Dataset excerpts
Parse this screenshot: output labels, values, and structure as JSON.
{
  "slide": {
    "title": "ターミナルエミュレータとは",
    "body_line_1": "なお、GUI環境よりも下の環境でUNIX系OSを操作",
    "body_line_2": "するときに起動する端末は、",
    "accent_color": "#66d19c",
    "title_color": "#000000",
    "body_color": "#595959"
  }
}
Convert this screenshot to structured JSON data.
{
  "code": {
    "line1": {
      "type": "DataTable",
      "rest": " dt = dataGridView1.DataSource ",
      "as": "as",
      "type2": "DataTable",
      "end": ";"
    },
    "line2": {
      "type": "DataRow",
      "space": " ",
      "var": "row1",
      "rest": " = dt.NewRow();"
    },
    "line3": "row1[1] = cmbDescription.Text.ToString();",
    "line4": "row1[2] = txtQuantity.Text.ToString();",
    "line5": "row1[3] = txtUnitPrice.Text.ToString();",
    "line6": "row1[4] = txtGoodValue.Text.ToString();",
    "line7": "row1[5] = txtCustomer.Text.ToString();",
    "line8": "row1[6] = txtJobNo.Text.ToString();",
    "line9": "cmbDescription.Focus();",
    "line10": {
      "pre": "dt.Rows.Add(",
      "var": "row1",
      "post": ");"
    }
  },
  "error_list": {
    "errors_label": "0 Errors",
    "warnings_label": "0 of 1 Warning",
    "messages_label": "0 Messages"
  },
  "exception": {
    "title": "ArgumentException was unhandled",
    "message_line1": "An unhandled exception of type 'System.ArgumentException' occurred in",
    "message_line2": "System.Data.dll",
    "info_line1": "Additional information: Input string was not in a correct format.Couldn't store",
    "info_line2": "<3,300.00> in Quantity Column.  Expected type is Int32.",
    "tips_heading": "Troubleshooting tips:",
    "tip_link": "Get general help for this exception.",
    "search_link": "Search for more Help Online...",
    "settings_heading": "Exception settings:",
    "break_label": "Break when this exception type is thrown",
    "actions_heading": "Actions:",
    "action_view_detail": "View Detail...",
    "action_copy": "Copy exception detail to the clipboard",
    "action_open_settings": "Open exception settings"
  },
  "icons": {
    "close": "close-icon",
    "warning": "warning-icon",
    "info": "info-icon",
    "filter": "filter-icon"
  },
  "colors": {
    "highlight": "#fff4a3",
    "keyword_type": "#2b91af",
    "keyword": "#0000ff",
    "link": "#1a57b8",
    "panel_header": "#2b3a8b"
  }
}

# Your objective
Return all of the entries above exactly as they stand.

# Result below
Parse this screenshot: output labels, values, and structure as JSON.
{
  "slide": {
    "title": "ターミナルエミュレータとは",
    "body_line_1": "なお、GUI環境よりも下の環境でUNIX系OSを操作",
    "body_line_2": "するときに起動する端末は、",
    "accent_color": "#66d19c",
    "title_color": "#000000",
    "body_color": "#595959"
  }
}
Convert this screenshot to structured JSON data.
{
  "code": {
    "line1": {
      "type": "DataTable",
      "rest": " dt = dataGridView1.DataSource ",
      "as": "as",
      "type2": "DataTable",
      "end": ";"
    },
    "line2": {
      "type": "DataRow",
      "space": " ",
      "var": "row1",
      "rest": " = dt.NewRow();"
    },
    "line3": "row1[1] = cmbDescription.Text.ToString();",
    "line4": "row1[2] = txtQuantity.Text.ToString();",
    "line5": "row1[3] = txtUnitPrice.Text.ToString();",
    "line6": "row1[4] = txtGoodValue.Text.ToString();",
    "line7": "row1[5] = txtCustomer.Text.ToString();",
    "line8": "row1[6] = txtJobNo.Text.ToString();",
    "line9": "cmbDescription.Focus();",
    "line10": {
      "pre": "dt.Rows.Add(",
      "var": "row1",
      "post": ");"
    }
  },
  "error_list": {
    "errors_label": "0 Errors",
    "warnings_label": "0 of 1 Warning",
    "messages_label": "0 Messages"
  },
  "exception": {
    "title": "ArgumentException was unhandled",
    "message_line1": "An unhandled exception of type 'System.ArgumentException' occurred in",
    "message_line2": "System.Data.dll",
    "info_line1": "Additional information: Input string was not in a correct format.Couldn't store",
    "info_line2": "<3,300.00> in Quantity Column.  Expected type is Int32.",
    "tips_heading": "Troubleshooting tips:",
    "tip_link": "Get general help for this exception.",
    "search_link": "Search for more Help Online...",
    "settings_heading": "Exception settings:",
    "break_label": "Break when this exception type is thrown",
    "actions_heading": "Actions:",
    "action_view_detail": "View Detail...",
    "action_copy": "Copy exception detail to the clipboard",
    "action_open_settings": "Open exception settings"
  },
  "icons": {
    "close": "close-icon",
    "warning": "warning-icon",
    "info": "info-icon",
    "filter": "filter-icon"
  },
  "colors": {
    "highlight": "#fff4a3",
    "keyword_type": "#2b91af",
    "keyword": "#0000ff",
    "link": "#1a57b8",
    "panel_header": "#2b3a8b"
  }
}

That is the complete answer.